Those two also were key members, in addition to Berwick’s Chet Doyle and others, in helping form the Pennsylvania State High School Basketball Coaches Association.
That season, Danville had an overtime thriller against a talented Berwick group in which Danville eked out an 83-82 win. Curry set a school record by scoring more than 40 points in that exciting showdown.
The Ironmen had claimed the first half championship that season and could have had a first-round bye. Instead, the team voted to play both Bloomsburg and Berwick, beating both in the second-half playoffs, avenging an earlier loss to Bloomsburg.
Danville went on to beat Coal Township in the District 4 title game and followed it with a win against Scranton Central in the PIAA Eastern quarterfinals. The impressive run of dominance came to an end in the semifinals when a Harrisburg William Penn team handed Danville its largest loss of the season, a 13-point defeat that most likely left a bitter taste in the mouth of that Ironmen squad.

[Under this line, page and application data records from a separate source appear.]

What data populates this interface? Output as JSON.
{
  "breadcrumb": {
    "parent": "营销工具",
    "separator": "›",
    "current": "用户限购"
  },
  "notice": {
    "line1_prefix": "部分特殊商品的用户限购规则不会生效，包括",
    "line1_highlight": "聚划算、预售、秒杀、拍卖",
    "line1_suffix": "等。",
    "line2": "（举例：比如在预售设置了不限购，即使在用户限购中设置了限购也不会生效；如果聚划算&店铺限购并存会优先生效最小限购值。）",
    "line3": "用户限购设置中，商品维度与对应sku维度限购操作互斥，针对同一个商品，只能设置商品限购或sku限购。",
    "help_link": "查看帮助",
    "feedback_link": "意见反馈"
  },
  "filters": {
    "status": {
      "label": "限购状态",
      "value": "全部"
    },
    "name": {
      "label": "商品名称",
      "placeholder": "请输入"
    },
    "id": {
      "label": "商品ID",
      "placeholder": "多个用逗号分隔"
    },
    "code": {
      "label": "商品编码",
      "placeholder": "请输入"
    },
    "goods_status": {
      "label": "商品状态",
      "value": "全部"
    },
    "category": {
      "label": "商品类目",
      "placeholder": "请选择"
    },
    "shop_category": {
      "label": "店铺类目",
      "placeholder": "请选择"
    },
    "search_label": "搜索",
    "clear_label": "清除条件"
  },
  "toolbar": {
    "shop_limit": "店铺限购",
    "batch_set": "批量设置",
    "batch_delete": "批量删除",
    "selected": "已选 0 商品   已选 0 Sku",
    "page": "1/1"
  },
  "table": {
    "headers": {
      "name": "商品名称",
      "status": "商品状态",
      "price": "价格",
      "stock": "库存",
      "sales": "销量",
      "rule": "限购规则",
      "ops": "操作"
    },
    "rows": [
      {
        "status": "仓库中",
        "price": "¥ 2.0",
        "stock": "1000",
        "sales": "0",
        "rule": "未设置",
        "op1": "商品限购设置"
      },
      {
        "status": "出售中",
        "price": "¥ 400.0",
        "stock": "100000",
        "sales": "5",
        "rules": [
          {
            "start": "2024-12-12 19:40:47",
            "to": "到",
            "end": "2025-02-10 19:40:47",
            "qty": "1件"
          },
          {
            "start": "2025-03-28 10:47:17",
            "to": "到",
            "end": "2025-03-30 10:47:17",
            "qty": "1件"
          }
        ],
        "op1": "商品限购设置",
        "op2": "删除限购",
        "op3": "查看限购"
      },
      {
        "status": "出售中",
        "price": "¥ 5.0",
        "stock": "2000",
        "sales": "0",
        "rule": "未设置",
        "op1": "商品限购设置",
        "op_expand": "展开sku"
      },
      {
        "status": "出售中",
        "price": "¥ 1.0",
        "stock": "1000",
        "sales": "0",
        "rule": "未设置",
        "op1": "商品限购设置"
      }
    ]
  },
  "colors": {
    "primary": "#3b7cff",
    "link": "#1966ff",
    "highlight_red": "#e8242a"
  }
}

“William Penn was simply too quick and had a lineup of 6-foot-2 and 6-foot-3 players,” Dietz said.
Danville wasn’t simply a one trick pony that year either. The Ironmen finished the season 11-0 on the gridiron and became the first area school to sweep league titles in football, basketball and baseball in the same season.
While Danville’s starters nearly all put up double-figure averages, defensively Danville was solid as well.
“With Whitey, it was all about defense and some of those point totals were just because the other programs had no idea how to attack his defense — giving us dozens of points off turnovers — or handle his team’s offense,” Dietz said. “Many times he had us freeze the ball so we wouldn’t score 80 or 90, as there were at least six to eight games where we could have scored 100, and in some one-sided games our opponents scored as many points in the fourth quarter as they had in the first three.”
As McCloskey said back then, they definitely were a special team and ahead of their time. That’s for sure.